ENTRIES PROVIDED

□ □ □ □ □ □ □

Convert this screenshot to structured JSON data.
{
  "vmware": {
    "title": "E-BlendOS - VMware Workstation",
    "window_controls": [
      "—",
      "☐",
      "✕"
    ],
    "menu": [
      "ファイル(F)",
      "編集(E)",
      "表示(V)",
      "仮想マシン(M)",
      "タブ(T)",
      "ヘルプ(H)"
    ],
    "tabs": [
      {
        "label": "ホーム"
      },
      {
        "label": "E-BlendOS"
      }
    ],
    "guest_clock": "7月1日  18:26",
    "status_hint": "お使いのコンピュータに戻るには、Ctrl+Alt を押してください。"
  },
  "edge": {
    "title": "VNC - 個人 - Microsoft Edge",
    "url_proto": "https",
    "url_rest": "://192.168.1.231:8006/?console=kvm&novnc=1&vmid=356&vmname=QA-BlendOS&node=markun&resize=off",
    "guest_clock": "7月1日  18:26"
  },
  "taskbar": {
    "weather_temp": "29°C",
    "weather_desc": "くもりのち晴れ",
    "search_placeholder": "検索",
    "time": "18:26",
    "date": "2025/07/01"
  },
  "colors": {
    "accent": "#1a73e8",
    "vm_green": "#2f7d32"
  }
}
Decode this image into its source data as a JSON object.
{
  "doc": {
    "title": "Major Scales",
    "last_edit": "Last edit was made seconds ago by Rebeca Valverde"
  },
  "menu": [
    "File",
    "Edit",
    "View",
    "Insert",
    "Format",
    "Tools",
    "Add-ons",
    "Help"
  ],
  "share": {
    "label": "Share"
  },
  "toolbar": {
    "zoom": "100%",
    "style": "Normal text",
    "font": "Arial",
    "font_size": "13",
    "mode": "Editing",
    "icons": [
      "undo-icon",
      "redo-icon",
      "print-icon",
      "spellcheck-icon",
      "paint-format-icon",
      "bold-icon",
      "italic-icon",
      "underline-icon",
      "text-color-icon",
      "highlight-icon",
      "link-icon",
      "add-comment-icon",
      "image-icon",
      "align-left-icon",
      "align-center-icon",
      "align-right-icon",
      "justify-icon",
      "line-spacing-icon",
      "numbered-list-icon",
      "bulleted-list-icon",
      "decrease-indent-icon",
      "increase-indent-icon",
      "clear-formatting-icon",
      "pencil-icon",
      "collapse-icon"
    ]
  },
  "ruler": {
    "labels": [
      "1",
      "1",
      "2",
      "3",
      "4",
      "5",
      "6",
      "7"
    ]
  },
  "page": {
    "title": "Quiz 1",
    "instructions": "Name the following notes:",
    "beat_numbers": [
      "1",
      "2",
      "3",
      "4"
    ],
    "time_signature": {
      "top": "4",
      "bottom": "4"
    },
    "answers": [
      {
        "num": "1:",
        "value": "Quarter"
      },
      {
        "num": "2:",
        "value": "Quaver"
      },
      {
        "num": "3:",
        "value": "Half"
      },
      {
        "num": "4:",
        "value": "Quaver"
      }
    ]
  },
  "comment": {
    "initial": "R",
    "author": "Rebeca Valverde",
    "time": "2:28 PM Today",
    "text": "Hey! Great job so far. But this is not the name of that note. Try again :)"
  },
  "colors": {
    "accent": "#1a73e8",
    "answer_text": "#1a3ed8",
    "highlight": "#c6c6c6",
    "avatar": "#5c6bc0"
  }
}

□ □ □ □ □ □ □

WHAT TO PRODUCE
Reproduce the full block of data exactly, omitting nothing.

EXPECTED ANSWER
Convert this screenshot to structured JSON data.
{
  "vmware": {
    "title": "E-BlendOS - VMware Workstation",
    "window_controls": [
      "—",
      "☐",
      "✕"
    ],
    "menu": [
      "ファイル(F)",
      "編集(E)",
      "表示(V)",
      "仮想マシン(M)",
      "タブ(T)",
      "ヘルプ(H)"
    ],
    "tabs": [
      {
        "label": "ホーム"
      },
      {
        "label": "E-BlendOS"
      }
    ],
    "guest_clock": "7月1日  18:26",
    "status_hint": "お使いのコンピュータに戻るには、Ctrl+Alt を押してください。"
  },
  "edge": {
    "title": "VNC - 個人 - Microsoft Edge",
    "url_proto": "https",
    "url_rest": "://192.168.1.231:8006/?console=kvm&novnc=1&vmid=356&vmname=QA-BlendOS&node=markun&resize=off",
    "guest_clock": "7月1日  18:26"
  },
  "taskbar": {
    "weather_temp": "29°C",
    "weather_desc": "くもりのち晴れ",
    "search_placeholder": "検索",
    "time": "18:26",
    "date": "2025/07/01"
  },
  "colors": {
    "accent": "#1a73e8",
    "vm_green": "#2f7d32"
  }
}
Decode this image into its source data as a JSON object.
{
  "doc": {
    "title": "Major Scales",
    "last_edit": "Last edit was made seconds ago by Rebeca Valverde"
  },
  "menu": [
    "File",
    "Edit",
    "View",
    "Insert",
    "Format",
    "Tools",
    "Add-ons",
    "Help"
  ],
  "share": {
    "label": "Share"
  },
  "toolbar": {
    "zoom": "100%",
    "style": "Normal text",
    "font": "Arial",
    "font_size": "13",
    "mode": "Editing",
    "icons": [
      "undo-icon",
      "redo-icon",
      "print-icon",
      "spellcheck-icon",
      "paint-format-icon",
      "bold-icon",
      "italic-icon",
      "underline-icon",
      "text-color-icon",
      "highlight-icon",
      "link-icon",
      "add-comment-icon",
      "image-icon",
      "align-left-icon",
      "align-center-icon",
      "align-right-icon",
      "justify-icon",
      "line-spacing-icon",
      "numbered-list-icon",
      "bulleted-list-icon",
      "decrease-indent-icon",
      "increase-indent-icon",
      "clear-formatting-icon",
      "pencil-icon",
      "collapse-icon"
    ]
  },
  "ruler": {
    "labels": [
      "1",
      "1",
      "2",
      "3",
      "4",
      "5",
      "6",
      "7"
    ]
  },
  "page": {
    "title": "Quiz 1",
    "instructions": "Name the following notes:",
    "beat_numbers": [
      "1",
      "2",
      "3",
      "4"
    ],
    "time_signature": {
      "top": "4",
      "bottom": "4"
    },
    "answers": [
      {
        "num": "1:",
        "value": "Quarter"
      },
      {
        "num": "2:",
        "value": "Quaver"
      },
      {
        "num": "3:",
        "value": "Half"
      },
      {
        "num": "4:",
        "value": "Quaver"
      }
    ]
  },
  "comment": {
    "initial": "R",
    "author": "Rebeca Valverde",
    "time": "2:28 PM Today",
    "text": "Hey! Great job so far. But this is not the name of that note. Try again :)"
  },
  "colors": {
    "accent": "#1a73e8",
    "answer_text": "#1a3ed8",
    "highlight": "#c6c6c6",
    "avatar": "#5c6bc0"
  }
}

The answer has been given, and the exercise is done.